BEGIN Extracted entries
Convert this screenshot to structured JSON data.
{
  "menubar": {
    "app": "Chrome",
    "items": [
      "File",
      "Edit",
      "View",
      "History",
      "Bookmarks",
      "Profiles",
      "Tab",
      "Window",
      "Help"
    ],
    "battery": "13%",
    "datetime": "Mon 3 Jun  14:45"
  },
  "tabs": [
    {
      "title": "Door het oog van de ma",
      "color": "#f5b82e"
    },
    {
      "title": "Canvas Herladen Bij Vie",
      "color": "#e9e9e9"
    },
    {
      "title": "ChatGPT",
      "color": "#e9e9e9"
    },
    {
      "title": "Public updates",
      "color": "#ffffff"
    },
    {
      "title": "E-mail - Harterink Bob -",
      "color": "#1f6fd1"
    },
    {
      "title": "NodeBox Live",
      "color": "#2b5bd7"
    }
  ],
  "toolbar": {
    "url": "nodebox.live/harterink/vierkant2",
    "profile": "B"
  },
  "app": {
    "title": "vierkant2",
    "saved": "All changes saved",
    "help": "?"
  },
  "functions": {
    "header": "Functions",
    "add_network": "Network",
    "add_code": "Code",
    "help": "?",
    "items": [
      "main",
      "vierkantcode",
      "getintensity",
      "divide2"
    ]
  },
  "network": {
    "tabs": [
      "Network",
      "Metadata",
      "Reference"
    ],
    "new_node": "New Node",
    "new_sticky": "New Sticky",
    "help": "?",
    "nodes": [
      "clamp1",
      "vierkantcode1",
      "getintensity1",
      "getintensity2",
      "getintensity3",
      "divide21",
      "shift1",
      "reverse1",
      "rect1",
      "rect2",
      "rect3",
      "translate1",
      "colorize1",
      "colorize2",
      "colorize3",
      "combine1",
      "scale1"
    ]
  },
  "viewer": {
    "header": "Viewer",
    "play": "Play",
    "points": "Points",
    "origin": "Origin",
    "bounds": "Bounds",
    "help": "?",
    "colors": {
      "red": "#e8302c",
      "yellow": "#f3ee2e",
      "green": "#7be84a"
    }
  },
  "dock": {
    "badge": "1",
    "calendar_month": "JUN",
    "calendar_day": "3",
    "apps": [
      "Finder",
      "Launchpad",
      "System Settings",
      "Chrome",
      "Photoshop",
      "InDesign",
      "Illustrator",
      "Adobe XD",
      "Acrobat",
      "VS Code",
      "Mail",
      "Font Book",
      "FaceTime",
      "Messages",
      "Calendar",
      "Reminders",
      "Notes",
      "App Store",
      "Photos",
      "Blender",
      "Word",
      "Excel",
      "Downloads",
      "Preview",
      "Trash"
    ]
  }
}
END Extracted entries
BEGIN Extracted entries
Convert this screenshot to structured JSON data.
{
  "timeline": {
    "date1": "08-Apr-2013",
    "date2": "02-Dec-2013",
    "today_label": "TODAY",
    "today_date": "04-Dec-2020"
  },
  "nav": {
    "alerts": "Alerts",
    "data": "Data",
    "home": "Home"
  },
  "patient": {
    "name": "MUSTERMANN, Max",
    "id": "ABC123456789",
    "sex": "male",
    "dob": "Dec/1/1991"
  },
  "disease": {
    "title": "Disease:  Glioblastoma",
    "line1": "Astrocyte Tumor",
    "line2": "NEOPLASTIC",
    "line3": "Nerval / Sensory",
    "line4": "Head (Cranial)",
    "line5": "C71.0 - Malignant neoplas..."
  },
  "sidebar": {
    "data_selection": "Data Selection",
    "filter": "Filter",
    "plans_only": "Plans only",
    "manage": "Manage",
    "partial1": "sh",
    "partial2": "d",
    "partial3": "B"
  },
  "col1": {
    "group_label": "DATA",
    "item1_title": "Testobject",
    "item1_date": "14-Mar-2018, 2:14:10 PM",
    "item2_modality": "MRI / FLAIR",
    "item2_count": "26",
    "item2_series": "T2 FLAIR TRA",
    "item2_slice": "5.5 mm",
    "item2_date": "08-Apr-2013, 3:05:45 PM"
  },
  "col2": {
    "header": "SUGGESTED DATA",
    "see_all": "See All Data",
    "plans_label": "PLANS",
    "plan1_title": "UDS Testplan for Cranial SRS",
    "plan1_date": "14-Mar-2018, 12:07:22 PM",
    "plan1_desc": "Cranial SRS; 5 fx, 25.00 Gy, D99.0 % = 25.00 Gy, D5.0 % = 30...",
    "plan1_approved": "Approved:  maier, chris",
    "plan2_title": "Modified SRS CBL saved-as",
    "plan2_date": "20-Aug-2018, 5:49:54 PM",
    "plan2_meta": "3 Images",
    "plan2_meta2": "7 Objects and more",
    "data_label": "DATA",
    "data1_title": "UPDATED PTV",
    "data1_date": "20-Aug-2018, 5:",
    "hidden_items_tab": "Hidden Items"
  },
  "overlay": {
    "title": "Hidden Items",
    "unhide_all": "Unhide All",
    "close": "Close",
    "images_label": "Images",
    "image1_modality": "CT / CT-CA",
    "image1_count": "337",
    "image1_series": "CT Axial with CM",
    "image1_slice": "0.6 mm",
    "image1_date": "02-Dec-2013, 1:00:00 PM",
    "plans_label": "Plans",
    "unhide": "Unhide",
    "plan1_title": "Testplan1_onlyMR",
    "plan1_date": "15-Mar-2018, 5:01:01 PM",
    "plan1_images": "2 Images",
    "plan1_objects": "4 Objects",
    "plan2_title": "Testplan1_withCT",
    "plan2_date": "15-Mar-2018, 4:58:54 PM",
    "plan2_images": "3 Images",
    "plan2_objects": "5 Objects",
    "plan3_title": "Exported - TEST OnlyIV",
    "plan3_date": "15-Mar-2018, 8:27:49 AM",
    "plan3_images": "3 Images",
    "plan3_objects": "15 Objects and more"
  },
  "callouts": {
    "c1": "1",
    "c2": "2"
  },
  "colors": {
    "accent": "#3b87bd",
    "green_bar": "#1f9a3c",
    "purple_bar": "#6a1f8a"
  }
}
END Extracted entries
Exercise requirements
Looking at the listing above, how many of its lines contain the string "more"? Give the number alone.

Result of the exercise
2